Dataset rows describing interfaces:
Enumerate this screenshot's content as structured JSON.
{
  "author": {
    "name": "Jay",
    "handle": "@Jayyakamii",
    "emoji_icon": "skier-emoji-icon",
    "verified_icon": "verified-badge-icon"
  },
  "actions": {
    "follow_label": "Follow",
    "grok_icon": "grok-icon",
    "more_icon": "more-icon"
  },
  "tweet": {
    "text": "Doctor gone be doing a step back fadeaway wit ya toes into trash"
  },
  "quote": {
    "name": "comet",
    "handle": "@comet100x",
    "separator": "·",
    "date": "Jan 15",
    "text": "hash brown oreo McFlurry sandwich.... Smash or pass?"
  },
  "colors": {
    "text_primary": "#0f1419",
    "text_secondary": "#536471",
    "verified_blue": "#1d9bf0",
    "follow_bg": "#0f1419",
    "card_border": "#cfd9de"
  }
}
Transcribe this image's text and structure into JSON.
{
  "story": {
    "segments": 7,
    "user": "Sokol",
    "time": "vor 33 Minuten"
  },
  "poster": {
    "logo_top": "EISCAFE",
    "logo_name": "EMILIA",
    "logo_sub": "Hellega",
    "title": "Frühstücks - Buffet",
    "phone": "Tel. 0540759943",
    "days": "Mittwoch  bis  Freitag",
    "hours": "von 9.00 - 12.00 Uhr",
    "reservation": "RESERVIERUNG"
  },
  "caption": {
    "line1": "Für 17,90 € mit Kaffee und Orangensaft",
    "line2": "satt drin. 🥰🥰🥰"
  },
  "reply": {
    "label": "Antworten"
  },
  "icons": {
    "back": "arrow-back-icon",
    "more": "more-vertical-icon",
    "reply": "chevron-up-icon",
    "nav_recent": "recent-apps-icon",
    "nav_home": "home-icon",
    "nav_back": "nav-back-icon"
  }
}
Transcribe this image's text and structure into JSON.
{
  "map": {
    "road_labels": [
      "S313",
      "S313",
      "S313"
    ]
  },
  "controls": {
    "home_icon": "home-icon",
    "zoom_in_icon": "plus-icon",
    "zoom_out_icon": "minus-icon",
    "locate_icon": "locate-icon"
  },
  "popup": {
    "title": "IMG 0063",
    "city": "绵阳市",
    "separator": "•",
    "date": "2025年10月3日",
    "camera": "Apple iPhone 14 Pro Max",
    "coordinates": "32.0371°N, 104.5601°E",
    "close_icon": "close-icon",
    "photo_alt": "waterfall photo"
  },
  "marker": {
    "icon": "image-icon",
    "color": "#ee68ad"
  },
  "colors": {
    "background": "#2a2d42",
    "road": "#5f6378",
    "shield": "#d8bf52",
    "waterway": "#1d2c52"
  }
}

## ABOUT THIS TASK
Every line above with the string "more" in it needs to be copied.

## EXERCISE RESULT
    "more_icon": "more-icon"
    "more": "more-vertical-icon",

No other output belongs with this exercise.